The novel coronavirus, or COVID-19, is sweeping the world, leaving panic and fear in its wake. Similar in epidemic properties to a flu, only more unpredictable and fatal, the disease has caused thousands of deaths across the world, with the toll in America creeping quickly towards four digits. As the disease spreads easily between people in close proximity to each other, the goal these days is to isolate oneself as much as possible. Both national, state-level, and city officials have made decisions to promote this isolation, with a spate of closings, cancellations, and other changes that affect life as normal in the City of Brotherly Love. Read on to find out what, as of this morning (3/17/20), you should know.


City bleeds money as entertainment is cancelled.

As of Sunday, the city of Philadelphia was out $1.2 million – and counting – over cancelled performances and events. As per a weekend survey by Theatre Philadelphia, the umbrella marketing organization for regional theater companies, 28 theaters had reported in with 72 percent reporting performance cancellations and 78 percent reporting lost income. Katherine Clark, marketing manager for the group, stated that, based on the responses she was getting, it wouldn’t be surprising if the economic impact was twice what was being unofficially estimated. Desperate theater companies are asking patrons to help out by making donations as a means of keeping troupes and venues afloat through this difficult time.


All non-essential business halted.

As of 5pm yesterday, Philadelphia mayor Jim Kenney finally caved to mounting pressure by Governor Tom Wolf and the public to essentially shut down the city. All non-essential business has been halted: bars, barbers, bookstores, etc. Only banks, grocery stores, restaurants’ take-out and delivery services, and very few other essential services remain available. Residents are encouraged to stay home, limit contact with everyone – even family members – who are not part of the household, and to continue taking precautions seriously. Small business owners and many workers around the city were left wondering how they would get by without their regular income.


Food deliveries to the infirm are being impacted.

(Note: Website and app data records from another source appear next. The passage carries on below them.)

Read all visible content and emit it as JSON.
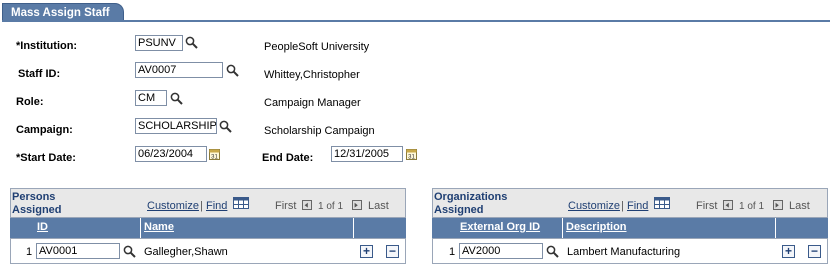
{
  "tab": {
    "label": "Mass Assign Staff"
  },
  "form": {
    "institution": {
      "label": "*Institution:",
      "value": "PSUNV",
      "description": "PeopleSoft University"
    },
    "staff_id": {
      "label": "Staff ID:",
      "value": "AV0007",
      "description": "Whittey,Christopher"
    },
    "role": {
      "label": "Role:",
      "value": "CM",
      "description": "Campaign Manager"
    },
    "campaign": {
      "label": "Campaign:",
      "value": "SCHOLARSHIP",
      "description": "Scholarship Campaign"
    },
    "start_date": {
      "label": "*Start Date:",
      "value": "06/23/2004"
    },
    "end_date": {
      "label": "End Date:",
      "value": "12/31/2005"
    }
  },
  "persons_grid": {
    "title": "Persons Assigned",
    "customize": "Customize",
    "sep": "|",
    "find": "Find",
    "first": "First",
    "count": "1 of 1",
    "last": "Last",
    "columns": [
      "ID",
      "Name"
    ],
    "rows": [
      {
        "num": "1",
        "id": "AV0001",
        "name": "Gallegher,Shawn"
      }
    ]
  },
  "orgs_grid": {
    "title": "Organizations Assigned",
    "customize": "Customize",
    "sep": "|",
    "find": "Find",
    "first": "First",
    "count": "1 of 1",
    "last": "Last",
    "columns": [
      "External Org ID",
      "Description"
    ],
    "rows": [
      {
        "num": "1",
        "id": "AV2000",
        "description": "Lambert Manufacturing"
      }
    ]
  },
  "icons": {
    "lookup": "magnifier-icon",
    "calendar": "calendar-icon",
    "add": "plus-icon",
    "delete": "minus-icon",
    "grid_view": "grid-icon"
  },
  "colors": {
    "accent": "#5a7ba6",
    "link": "#1f3f73"
  }
}
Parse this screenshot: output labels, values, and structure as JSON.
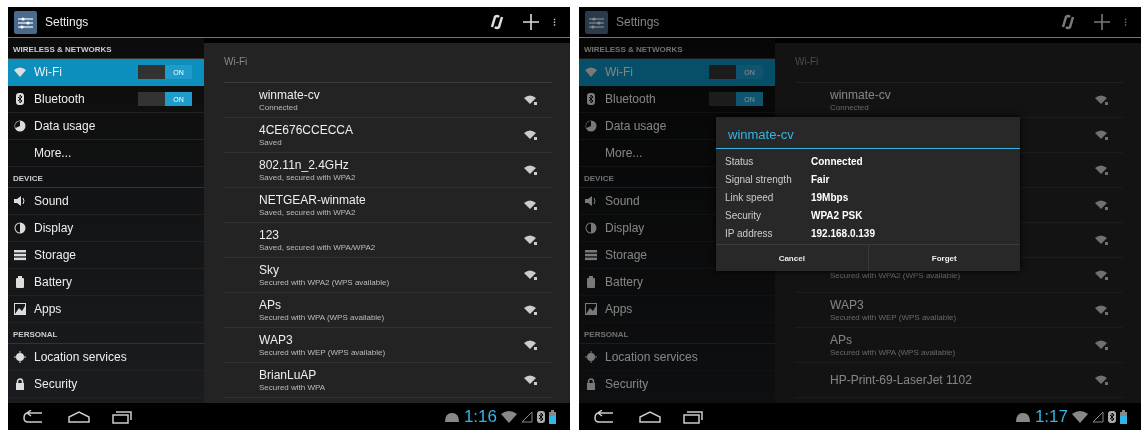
{
  "screens": [
    {
      "dimmed": false,
      "action_bar": {
        "title": "Settings"
      },
      "sidebar": [
        {
          "heading": "WIRELESS & NETWORKS",
          "items": [
            {
              "kind": "wifi",
              "label": "Wi-Fi",
              "selected": true,
              "switch": {
                "label": "ON",
                "on": true
              }
            },
            {
              "kind": "bluetooth",
              "label": "Bluetooth",
              "selected": false,
              "switch": {
                "label": "ON",
                "on": true
              }
            },
            {
              "kind": "data",
              "label": "Data usage",
              "selected": false
            },
            {
              "kind": "none",
              "label": "More...",
              "selected": false
            }
          ]
        },
        {
          "heading": "DEVICE",
          "items": [
            {
              "kind": "sound",
              "label": "Sound",
              "selected": false
            },
            {
              "kind": "display",
              "label": "Display",
              "selected": false
            },
            {
              "kind": "storage",
              "label": "Storage",
              "selected": false
            },
            {
              "kind": "battery",
              "label": "Battery",
              "selected": false
            },
            {
              "kind": "apps",
              "label": "Apps",
              "selected": false
            }
          ]
        },
        {
          "heading": "PERSONAL",
          "items": [
            {
              "kind": "location",
              "label": "Location services",
              "selected": false
            },
            {
              "kind": "lock",
              "label": "Security",
              "selected": false
            }
          ]
        }
      ],
      "panel": {
        "title": "Wi-Fi",
        "networks": [
          {
            "kind": "network",
            "ssid": "winmate-cv",
            "status": "Connected"
          },
          {
            "kind": "network",
            "ssid": "4CE676CCECCA",
            "status": "Saved"
          },
          {
            "kind": "network",
            "ssid": "802.11n_2.4GHz",
            "status": "Saved, secured with WPA2"
          },
          {
            "kind": "network",
            "ssid": "NETGEAR-winmate",
            "status": "Saved, secured with WPA2"
          },
          {
            "kind": "network",
            "ssid": "123",
            "status": "Saved, secured with WPA/WPA2"
          },
          {
            "kind": "network",
            "ssid": "Sky",
            "status": "Secured with WPA2 (WPS available)"
          },
          {
            "kind": "network",
            "ssid": "APs",
            "status": "Secured with WPA (WPS available)"
          },
          {
            "kind": "network",
            "ssid": "WAP3",
            "status": "Secured with WEP (WPS available)"
          },
          {
            "kind": "network",
            "ssid": "BrianLuAP",
            "status": "Secured with WPA"
          }
        ]
      },
      "status_bar": {
        "time": "1:16"
      }
    },
    {
      "dimmed": true,
      "action_bar": {
        "title": "Settings"
      },
      "sidebar": [
        {
          "heading": "WIRELESS & NETWORKS",
          "items": [
            {
              "kind": "wifi",
              "label": "Wi-Fi",
              "selected": true,
              "switch": {
                "label": "ON",
                "on": true
              }
            },
            {
              "kind": "bluetooth",
              "label": "Bluetooth",
              "selected": false,
              "switch": {
                "label": "ON",
                "on": true
              }
            },
            {
              "kind": "data",
              "label": "Data usage",
              "selected": false
            },
            {
              "kind": "none",
              "label": "More...",
              "selected": false
            }
          ]
        },
        {
          "heading": "DEVICE",
          "items": [
            {
              "kind": "sound",
              "label": "Sound",
              "selected": false
            },
            {
              "kind": "display",
              "label": "Display",
              "selected": false
            },
            {
              "kind": "storage",
              "label": "Storage",
              "selected": false
            },
            {
              "kind": "battery",
              "label": "Battery",
              "selected": false
            },
            {
              "kind": "apps",
              "label": "Apps",
              "selected": false
            }
          ]
        },
        {
          "heading": "PERSONAL",
          "items": [
            {
              "kind": "location",
              "label": "Location services",
              "selected": false
            },
            {
              "kind": "lock",
              "label": "Security",
              "selected": false
            }
          ]
        }
      ],
      "panel": {
        "title": "Wi-Fi",
        "networks": [
          {
            "kind": "network",
            "ssid": "winmate-cv",
            "status": "Connected"
          },
          {
            "kind": "covered"
          },
          {
            "kind": "covered"
          },
          {
            "kind": "covered"
          },
          {
            "kind": "covered"
          },
          {
            "kind": "network",
            "status": "Secured with WPA2 (WPS available)"
          },
          {
            "kind": "network",
            "ssid": "WAP3",
            "status": "Secured with WEP (WPS available)"
          },
          {
            "kind": "network",
            "ssid": "APs",
            "status": "Secured with WPA (WPS available)"
          },
          {
            "kind": "network",
            "ssid": "HP-Print-69-LaserJet 1102"
          }
        ]
      },
      "dialog": {
        "title": "winmate-cv",
        "fields": [
          {
            "label": "Status",
            "value": "Connected"
          },
          {
            "label": "Signal strength",
            "value": "Fair"
          },
          {
            "label": "Link speed",
            "value": "19Mbps"
          },
          {
            "label": "Security",
            "value": "WPA2 PSK"
          },
          {
            "label": "IP address",
            "value": "192.168.0.139"
          }
        ],
        "buttons": [
          "Cancel",
          "Forget"
        ]
      },
      "status_bar": {
        "time": "1:17"
      }
    }
  ]
}
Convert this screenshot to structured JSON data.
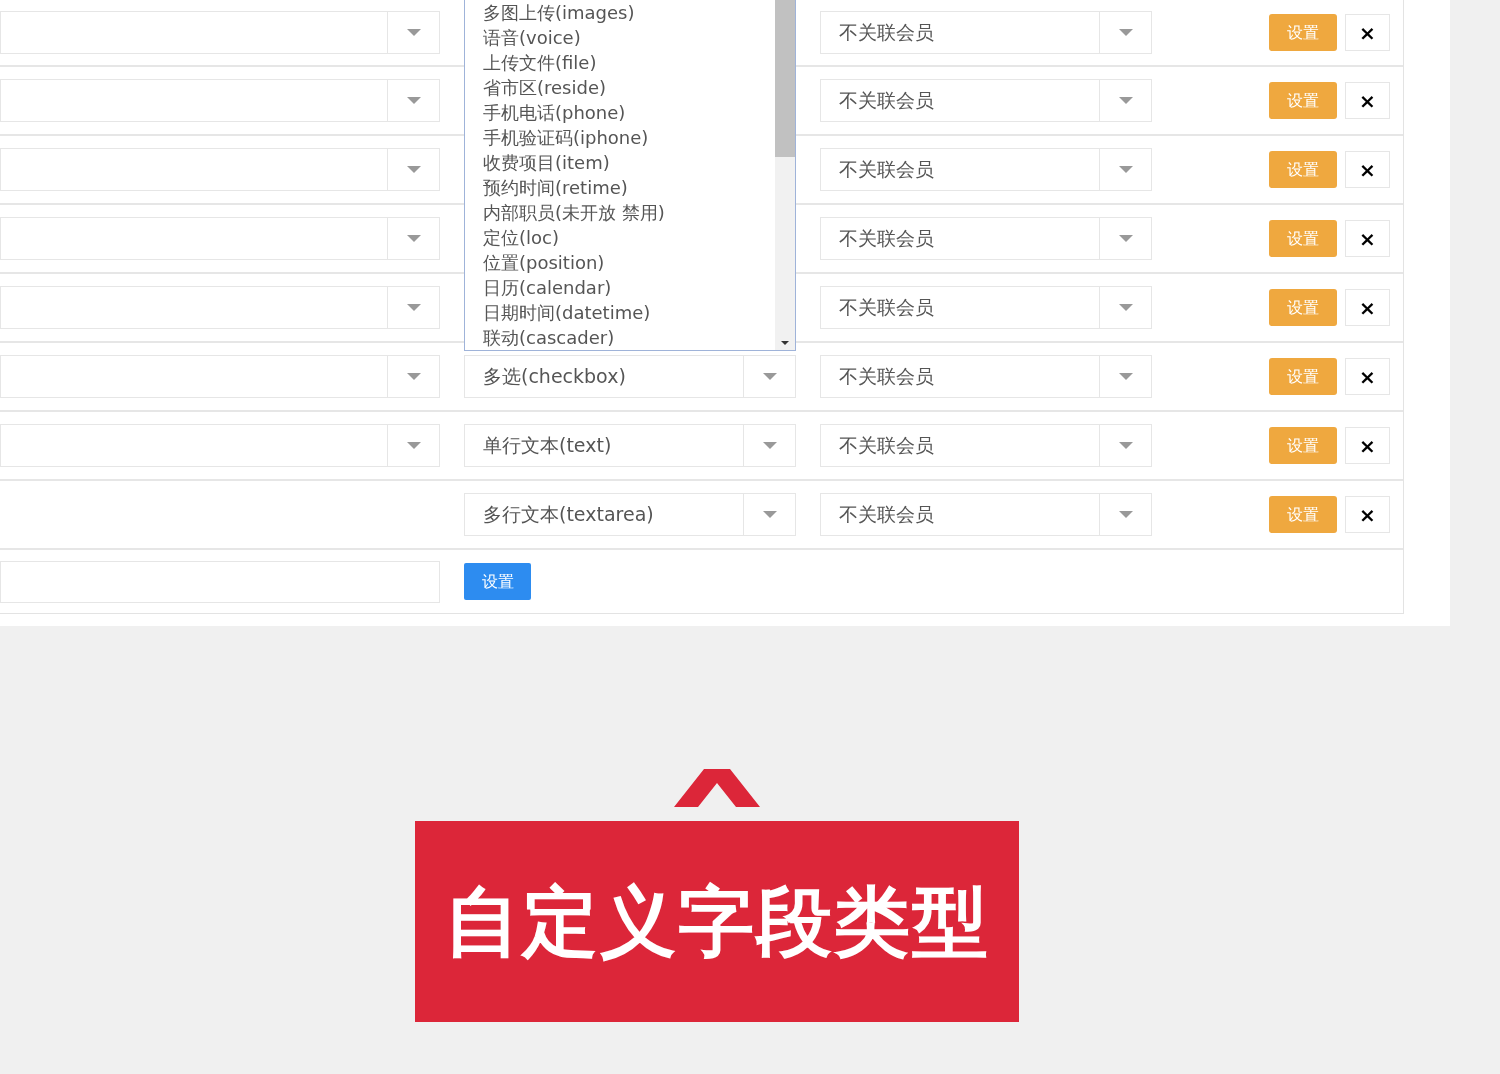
{
  "rows": [
    {
      "name_select": true,
      "type": null,
      "member": "不关联会员",
      "set_button": "设置",
      "delete_button": "×"
    },
    {
      "name_select": true,
      "type": null,
      "member": "不关联会员",
      "set_button": "设置",
      "delete_button": "×"
    },
    {
      "name_select": true,
      "type": null,
      "member": "不关联会员",
      "set_button": "设置",
      "delete_button": "×"
    },
    {
      "name_select": true,
      "type": null,
      "member": "不关联会员",
      "set_button": "设置",
      "delete_button": "×"
    },
    {
      "name_select": true,
      "type": null,
      "member": "不关联会员",
      "set_button": "设置",
      "delete_button": "×"
    },
    {
      "name_select": true,
      "type": "多选(checkbox)",
      "member": "不关联会员",
      "set_button": "设置",
      "delete_button": "×"
    },
    {
      "name_select": true,
      "type": "单行文本(text)",
      "member": "不关联会员",
      "set_button": "设置",
      "delete_button": "×"
    },
    {
      "name_select": false,
      "type": "多行文本(textarea)",
      "member": "不关联会员",
      "set_button": "设置",
      "delete_button": "×"
    }
  ],
  "type_dropdown": {
    "options": [
      "多图上传(images)",
      "语音(voice)",
      "上传文件(file)",
      "省市区(reside)",
      "手机电话(phone)",
      "手机验证码(iphone)",
      "收费项目(item)",
      "预约时间(retime)",
      "内部职员(未开放 禁用)",
      "定位(loc)",
      "位置(position)",
      "日历(calendar)",
      "日期时间(datetime)",
      "联动(cascader)"
    ]
  },
  "footer": {
    "button": "设置"
  },
  "banner": {
    "title": "自定义字段类型"
  }
}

MANNA, Meals on Wheels, and other charitable organizations dedicated to bringing food to the infirm and homebound, are losing volunteer drivers in droves as fear over the spread of coronavirus spreads. Around 70% of MANNA’s yearly force of 9,500 volunteers — many of whom participate through their companies — have stopped showing up lately, leaving execs and pretty much any warm body on deck to drive the trucks to deliver life-saving meals to those who wouldn’t otherwise get them. Right now, there are also concerns about supplies. For the moment, all is well. But for it to remain so, the chain needs to stay intact.

SEPTA ridership tanking as days wear on.

SEPTA, Philly’s local transportation service, is seeing rider numbers plummet as fear of coronavirus has people holing up at home. Yesterday, figures were down 46% on transit services and 68% on Regional Rail compared to an average weekday. Of course, there is also the fact that many people are working from home or have been laid off, meaning that even those who would normally have to brave the commute aren’t doing it. SEPTA is currently negotiating adjustments to its Regional Rail schedule, dropping back to severe weather scheduling to cut the amount of wasted routes. Additionally, a large number of engineers and co0nductors has seen a high number of train cancellations. An adjusted schedule for buses, subways, and trolleys could come by the end of the week, said Scott Sauer, SEPTA assistant general manager of operations, at a press conference Monday.